Please help me to understand the first four lines of "The Windhover" by Gerard Manley Hopkins according to his sprung rhythm theory.

In the first four lines of Gerard Manley Hopkins's "The Windhover" and elsewhere in the poem, Hopkins uses sprung rhythm to represent the flight of the bird. Sprung rhythm involves alliteration, irregular stress, and the sounds of ordinary speech to create a bouncy, lilting effect that is particularly appropriate to the image of a bird in flight.

Expert Answers

An illustration of the letter 'A' in a speech bubbles

If we apply sprung rhythm to the first four lines of the poem, we can see how it works in giving us a very distinct impression of the windhover—or kestrel—in flight.

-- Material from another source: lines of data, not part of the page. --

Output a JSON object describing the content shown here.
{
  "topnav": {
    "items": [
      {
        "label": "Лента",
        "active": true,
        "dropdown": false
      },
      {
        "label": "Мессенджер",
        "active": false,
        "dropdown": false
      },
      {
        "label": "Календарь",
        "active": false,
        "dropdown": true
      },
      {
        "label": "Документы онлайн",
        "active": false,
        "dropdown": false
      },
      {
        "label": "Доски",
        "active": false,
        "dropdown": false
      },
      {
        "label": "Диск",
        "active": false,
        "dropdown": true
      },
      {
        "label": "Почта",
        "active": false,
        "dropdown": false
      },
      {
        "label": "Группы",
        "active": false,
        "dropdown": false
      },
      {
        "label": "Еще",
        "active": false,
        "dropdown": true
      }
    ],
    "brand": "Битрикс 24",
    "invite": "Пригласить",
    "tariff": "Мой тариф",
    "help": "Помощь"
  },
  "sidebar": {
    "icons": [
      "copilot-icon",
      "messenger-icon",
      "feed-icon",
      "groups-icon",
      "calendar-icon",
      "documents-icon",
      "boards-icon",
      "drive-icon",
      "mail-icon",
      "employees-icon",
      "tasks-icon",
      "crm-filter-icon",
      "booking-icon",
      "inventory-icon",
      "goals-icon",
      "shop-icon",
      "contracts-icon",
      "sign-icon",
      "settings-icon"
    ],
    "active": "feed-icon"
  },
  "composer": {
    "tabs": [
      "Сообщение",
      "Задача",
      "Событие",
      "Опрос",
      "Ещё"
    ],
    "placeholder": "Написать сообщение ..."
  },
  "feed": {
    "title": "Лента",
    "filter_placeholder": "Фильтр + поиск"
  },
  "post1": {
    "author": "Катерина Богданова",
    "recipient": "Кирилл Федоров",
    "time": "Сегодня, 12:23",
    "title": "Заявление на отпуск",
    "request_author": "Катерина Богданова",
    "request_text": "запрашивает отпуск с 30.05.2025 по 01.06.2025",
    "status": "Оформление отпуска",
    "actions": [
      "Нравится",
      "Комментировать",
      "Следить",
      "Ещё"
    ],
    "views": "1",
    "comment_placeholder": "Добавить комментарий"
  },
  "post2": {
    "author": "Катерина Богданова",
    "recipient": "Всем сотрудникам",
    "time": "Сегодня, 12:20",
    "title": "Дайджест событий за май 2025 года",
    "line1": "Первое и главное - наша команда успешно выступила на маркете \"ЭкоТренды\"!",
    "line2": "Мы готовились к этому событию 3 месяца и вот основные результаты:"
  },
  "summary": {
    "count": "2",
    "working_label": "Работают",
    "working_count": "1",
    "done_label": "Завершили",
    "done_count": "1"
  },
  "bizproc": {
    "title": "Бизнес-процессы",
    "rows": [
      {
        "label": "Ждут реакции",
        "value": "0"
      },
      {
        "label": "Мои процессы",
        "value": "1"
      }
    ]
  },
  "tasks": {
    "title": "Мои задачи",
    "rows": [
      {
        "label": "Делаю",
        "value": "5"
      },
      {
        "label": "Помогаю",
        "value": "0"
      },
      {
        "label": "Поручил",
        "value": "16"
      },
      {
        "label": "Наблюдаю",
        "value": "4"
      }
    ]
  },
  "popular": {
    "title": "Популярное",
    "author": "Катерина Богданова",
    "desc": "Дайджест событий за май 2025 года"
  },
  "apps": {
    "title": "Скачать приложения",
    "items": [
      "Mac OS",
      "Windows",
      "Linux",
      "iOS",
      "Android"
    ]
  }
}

Let us begin at the beginning with the first line:

I caught this morning morning's m inion,...

Get
This Answer Now

Start your 48-hour free trial to unlock this answer and thousands more. Enjoy eNotes ad-free and cancel anytime.

Start your 48-Hour Free Trial

If we apply sprung rhythm to the first four lines of the poem, we can see how it works in giving us a very distinct impression of the windhover—or kestrel—in flight. Let us begin at the beginning with the first line:

I caught this morning morning's minion, king-

Hopkins' use of alliteration has been highlighted in bold to give you an idea of how it is used to create irregular stress. This, in turn, gives the first line a bouncy rhythm that perfectly captures the up and down motion of the kestrel as it hovers high in the air.

If you've ever seen a kestrel you'll know that it hovers in the air while eyeing up its prey before suddenly swooping down to attack. Hopkins' use of sprung rhythm effectively conveys the bird's undulating movement as it hangs in the sky.

dom of daylight's dauphin, dapple-dawn-drawn Falcon, in his riding

There's more alliteration in the second line, this time revolving around the letter d. Here, the emphasis is not so much on the bird's movement as its appearance. The speaker regards the windhover as a majestic bird. Hence this description of him as "daylight's dauphin." The Dauphin was the name given to the King of France's eldest son, so there's clearly something very special, almost princely, about the windhover's appearance as it "rides" in the air in the morning.

Of the rolling level underneath him steady air, and striding

Alliteration is less in evidence in the third line, but it has much the same effect, facilitating the use of sprung rhythm to convey a certain image. In this case it's the image of the rolling ground beneath the hovering kestrel that's being conveyed, giving us a picture of the landscape against which the windhover's majestic appearance is being observed.

High there, how he rung upon the rein of a wimpling wing

All the elements of sprung rhythm are here: alliteration, irregular stress, and the sounds of ordinary speech. They are used to convey the speaker's sense of wonder at how this remarkable bird beats back a strong gust of wind to show his prowess in flight. Had Hopkins used regular meter in this line, it's doubtful if he could've achieved quite the same effect. But sprung rhythm allows him to express his profound sense of wonder at one of God's creatures.

Approved by eNotes Editorial Team